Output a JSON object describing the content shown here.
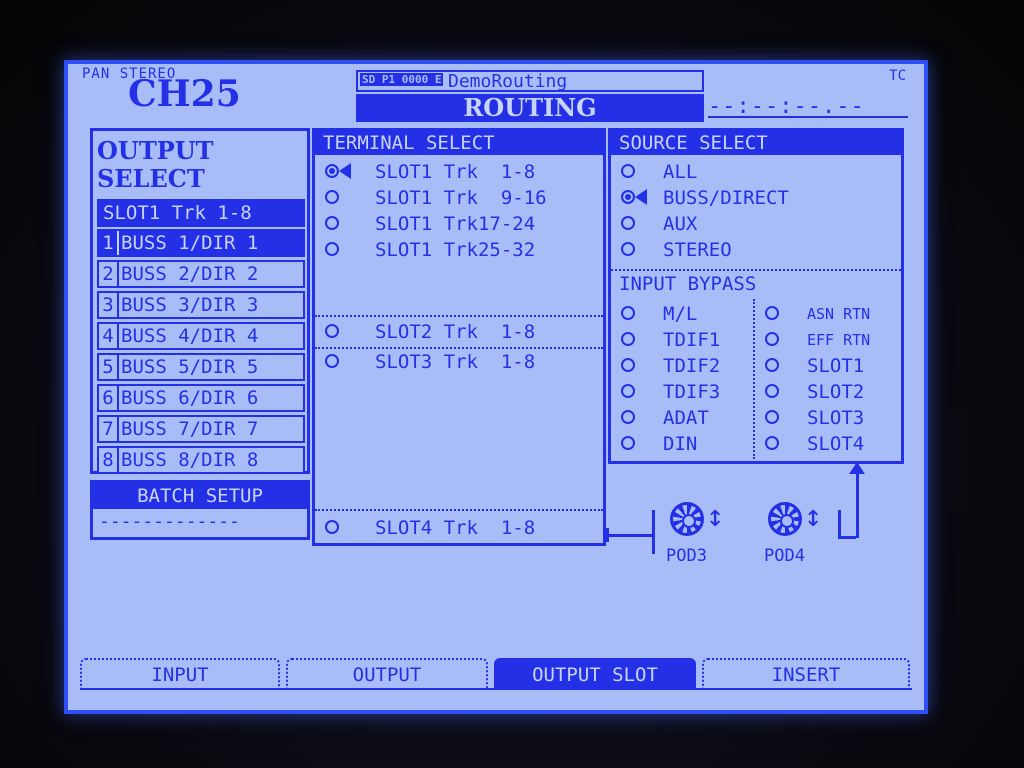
{
  "header": {
    "mode": "PAN STEREO",
    "channel": "CH25",
    "scene_icons": "SD P1 0000 E",
    "scene_name": "DemoRouting",
    "title": "ROUTING",
    "tc_label": "TC",
    "tc_value": "--:--:--.--"
  },
  "output_select": {
    "title_line1": "OUTPUT",
    "title_line2": "SELECT",
    "slot_header": "SLOT1 Trk 1-8",
    "rows": [
      {
        "num": "1",
        "label": "BUSS 1/DIR 1"
      },
      {
        "num": "2",
        "label": "BUSS 2/DIR 2"
      },
      {
        "num": "3",
        "label": "BUSS 3/DIR 3"
      },
      {
        "num": "4",
        "label": "BUSS 4/DIR 4"
      },
      {
        "num": "5",
        "label": "BUSS 5/DIR 5"
      },
      {
        "num": "6",
        "label": "BUSS 6/DIR 6"
      },
      {
        "num": "7",
        "label": "BUSS 7/DIR 7"
      },
      {
        "num": "8",
        "label": "BUSS 8/DIR 8"
      }
    ],
    "selected_index": 0
  },
  "batch_setup": {
    "label": "BATCH SETUP",
    "value": "-------------"
  },
  "terminal_select": {
    "title": "TERMINAL SELECT",
    "items": [
      {
        "label": "SLOT1 Trk  1-8",
        "selected": true
      },
      {
        "label": "SLOT1 Trk  9-16",
        "selected": false
      },
      {
        "label": "SLOT1 Trk17-24",
        "selected": false
      },
      {
        "label": "SLOT1 Trk25-32",
        "selected": false
      },
      {
        "label": "SLOT2 Trk  1-8",
        "selected": false
      },
      {
        "label": "SLOT3 Trk  1-8",
        "selected": false
      },
      {
        "label": "SLOT4 Trk  1-8",
        "selected": false
      }
    ]
  },
  "source_select": {
    "title": "SOURCE SELECT",
    "items": [
      {
        "label": "ALL",
        "selected": false
      },
      {
        "label": "BUSS/DIRECT",
        "selected": true
      },
      {
        "label": "AUX",
        "selected": false
      },
      {
        "label": "STEREO",
        "selected": false
      }
    ],
    "input_bypass_title": "INPUT BYPASS",
    "bypass_left": [
      "M/L",
      "TDIF1",
      "TDIF2",
      "TDIF3",
      "ADAT",
      "DIN"
    ],
    "bypass_right": [
      "ASN RTN",
      "EFF RTN",
      "SLOT1",
      "SLOT2",
      "SLOT3",
      "SLOT4"
    ]
  },
  "pods": [
    {
      "label": "POD3"
    },
    {
      "label": "POD4"
    }
  ],
  "tabs": [
    {
      "label": "INPUT",
      "active": false
    },
    {
      "label": "OUTPUT",
      "active": false
    },
    {
      "label": "OUTPUT SLOT",
      "active": true
    },
    {
      "label": "INSERT",
      "active": false
    }
  ],
  "colors": {
    "background": "#a8bdf7",
    "ink": "#2430e6",
    "bezel": "#08080d"
  }
}
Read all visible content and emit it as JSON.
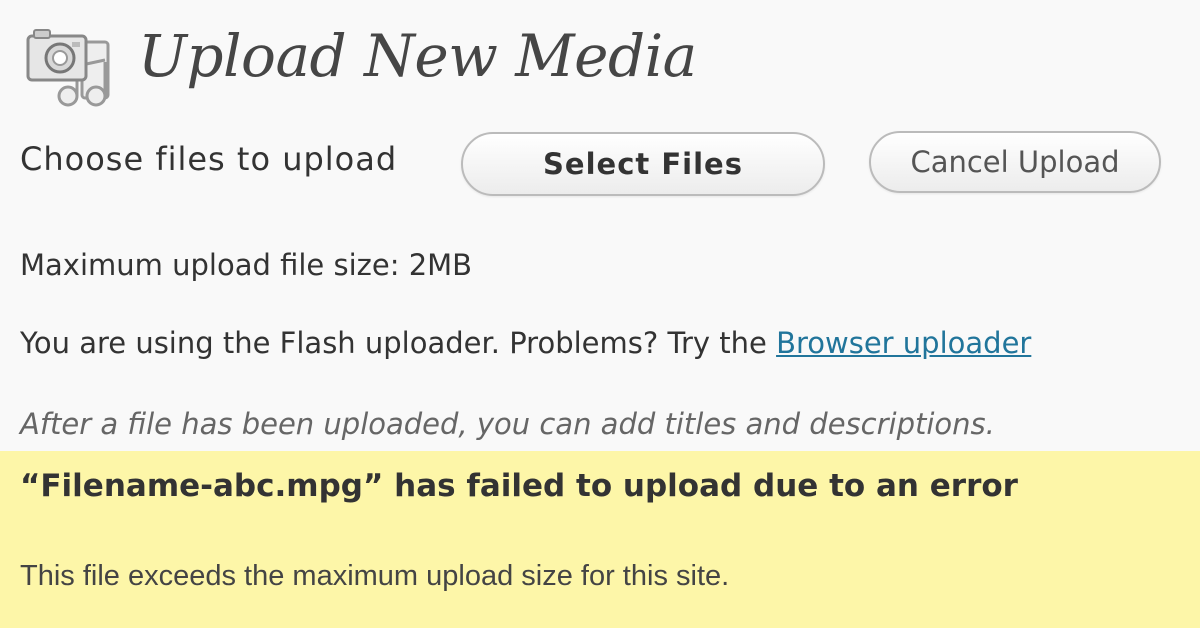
{
  "header": {
    "icon": "media-upload-icon",
    "title": "Upload New Media"
  },
  "uploader": {
    "choose_label": "Choose files to upload",
    "select_button": "Select Files",
    "cancel_button": "Cancel Upload"
  },
  "info": {
    "max_size": "Maximum upload file size: 2MB",
    "flash_text": "You are using the Flash uploader. Problems? Try the ",
    "flash_link": "Browser uploader",
    "hint": "After a file has been uploaded, you can add titles and descriptions."
  },
  "error": {
    "title": "“Filename-abc.mpg” has failed to upload due to an error",
    "detail": "This file exceeds the maximum upload size for this site.",
    "background": "#fdf6a8"
  },
  "colors": {
    "link": "#21759b",
    "title": "#464646"
  }
}
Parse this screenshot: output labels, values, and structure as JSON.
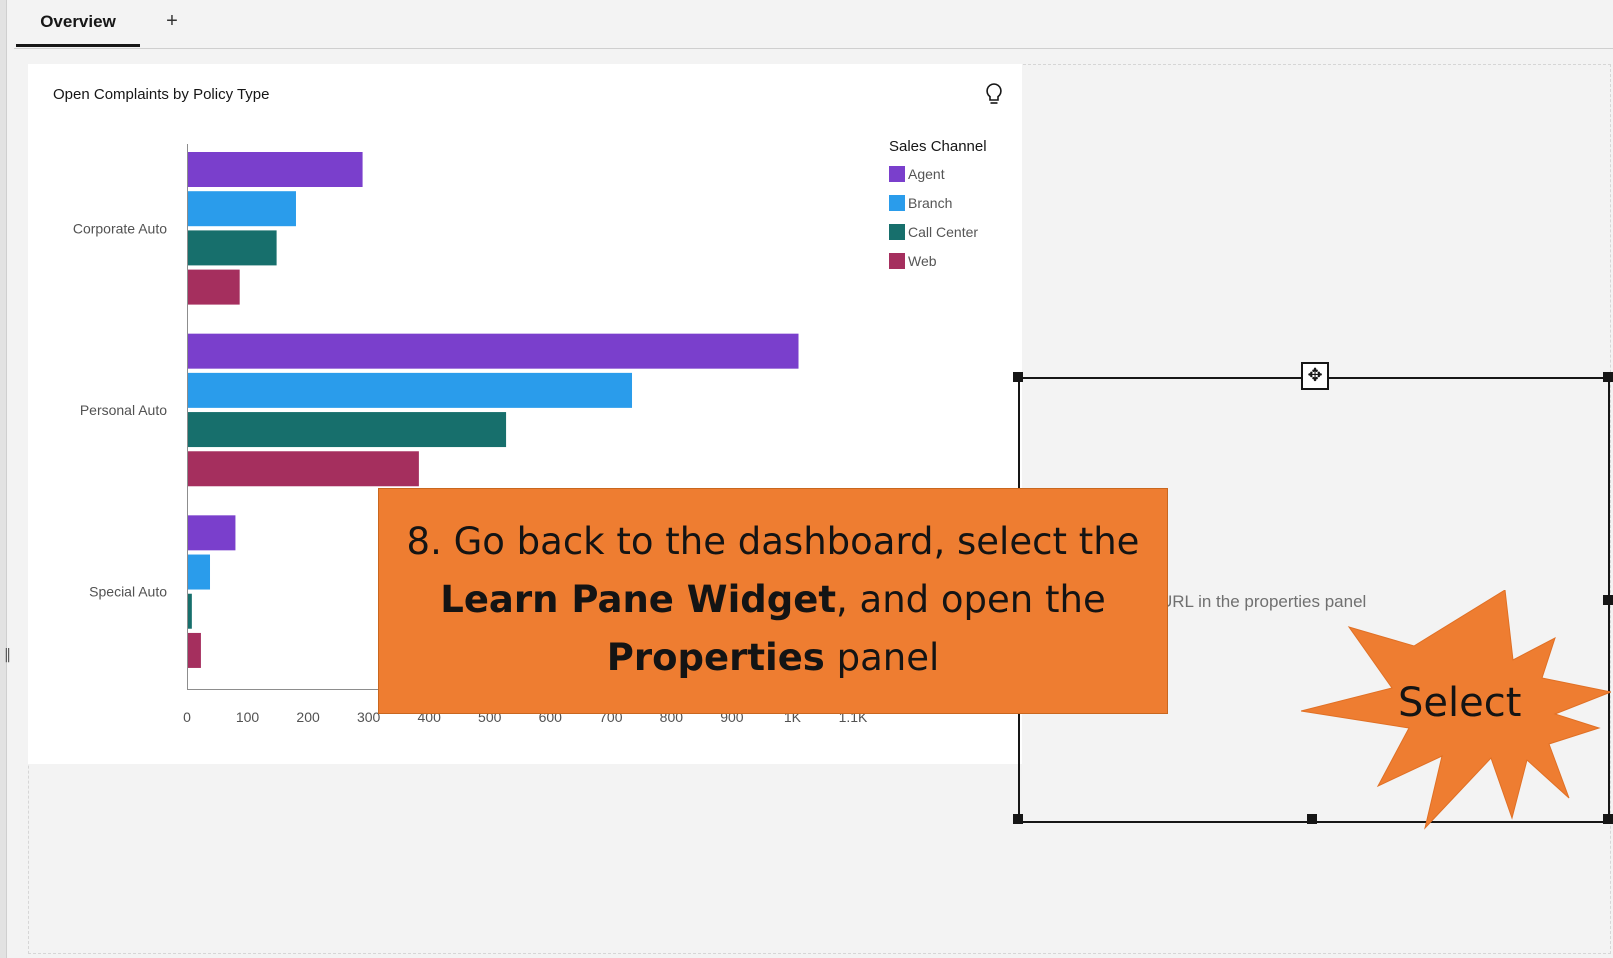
{
  "tabs": {
    "active": "Overview",
    "add": "+"
  },
  "widget": {
    "title": "Open Complaints by Policy Type",
    "legend_title": "Sales Channel"
  },
  "chart_data": {
    "type": "bar",
    "orientation": "horizontal",
    "title": "Open Complaints by Policy Type",
    "categories": [
      "Corporate Auto",
      "Personal Auto",
      "Special Auto"
    ],
    "series": [
      {
        "name": "Agent",
        "color": "#7a3fcc",
        "values": [
          290,
          1010,
          80
        ]
      },
      {
        "name": "Branch",
        "color": "#2a9ceb",
        "values": [
          180,
          735,
          38
        ]
      },
      {
        "name": "Call Center",
        "color": "#176f6c",
        "values": [
          148,
          527,
          8
        ]
      },
      {
        "name": "Web",
        "color": "#a52f5e",
        "values": [
          87,
          383,
          23
        ]
      }
    ],
    "xticks": [
      "0",
      "100",
      "200",
      "300",
      "400",
      "500",
      "600",
      "700",
      "800",
      "900",
      "1K",
      "1.1K"
    ],
    "xlim": [
      0,
      1100
    ],
    "legend_position": "top-right",
    "grid": false
  },
  "learn_pane": {
    "hint": "URL in the properties panel"
  },
  "callout": {
    "part1": "8. Go back to the dashboard, select the ",
    "bold1": "Learn Pane Widget",
    "part2": ", and open the ",
    "bold2": "Properties",
    "part3": " panel"
  },
  "burst_label": "Select",
  "icons": {
    "bulb": "lightbulb-icon",
    "move": "move-icon",
    "rail": "collapse-handle-icon"
  }
}
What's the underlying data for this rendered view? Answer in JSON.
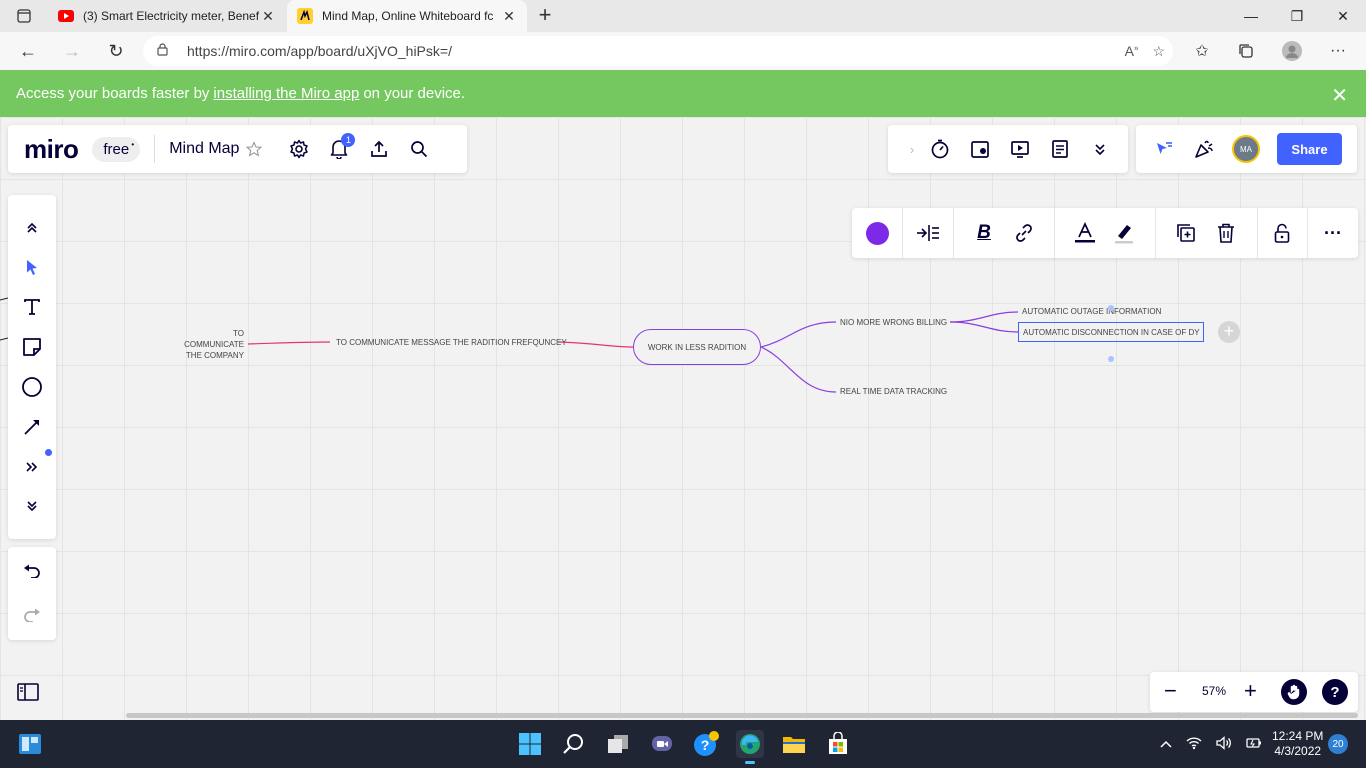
{
  "browser": {
    "tabs": [
      {
        "title": "(3) Smart Electricity meter, Benef",
        "favicon": "youtube-icon",
        "active": false
      },
      {
        "title": "Mind Map, Online Whiteboard fc",
        "favicon": "miro-icon",
        "active": true
      }
    ],
    "url": "https://miro.com/app/board/uXjVO_hiPsk=/"
  },
  "banner": {
    "prefix": "Access your boards faster by",
    "link": "installing the Miro app",
    "suffix": "on your device."
  },
  "board": {
    "logo": "miro",
    "plan": "free",
    "plan_dot": "•",
    "name": "Mind Map",
    "notification_count": "1",
    "share_label": "Share",
    "avatar_initials": "MA",
    "zoom": "57%"
  },
  "mindmap": {
    "center": "WORK IN LESS RADITION",
    "left_branch": "TO COMMUNICATE MESSAGE THE RADITION FREFQUNCEY",
    "left_leaf": "TO COMMUNICATE THE COMPANY",
    "right_branch_1": "NIO MORE WRONG BILLING",
    "right_branch_2": "REAL TIME DATA TRACKING",
    "leaf_1": "AUTOMATIC OUTAGE INFORMATION",
    "leaf_2": "AUTOMATIC  DISCONNECTION IN CASE OF DY",
    "line_color_left": "#e8336d",
    "line_color_right": "#8a3ee0"
  },
  "taskbar": {
    "time": "12:24 PM",
    "date": "4/3/2022",
    "notifications": "20"
  },
  "colors": {
    "banner": "#74c85f",
    "accent": "#4262ff",
    "selected_color": "#7d2ae8"
  }
}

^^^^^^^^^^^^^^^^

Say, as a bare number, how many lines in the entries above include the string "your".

2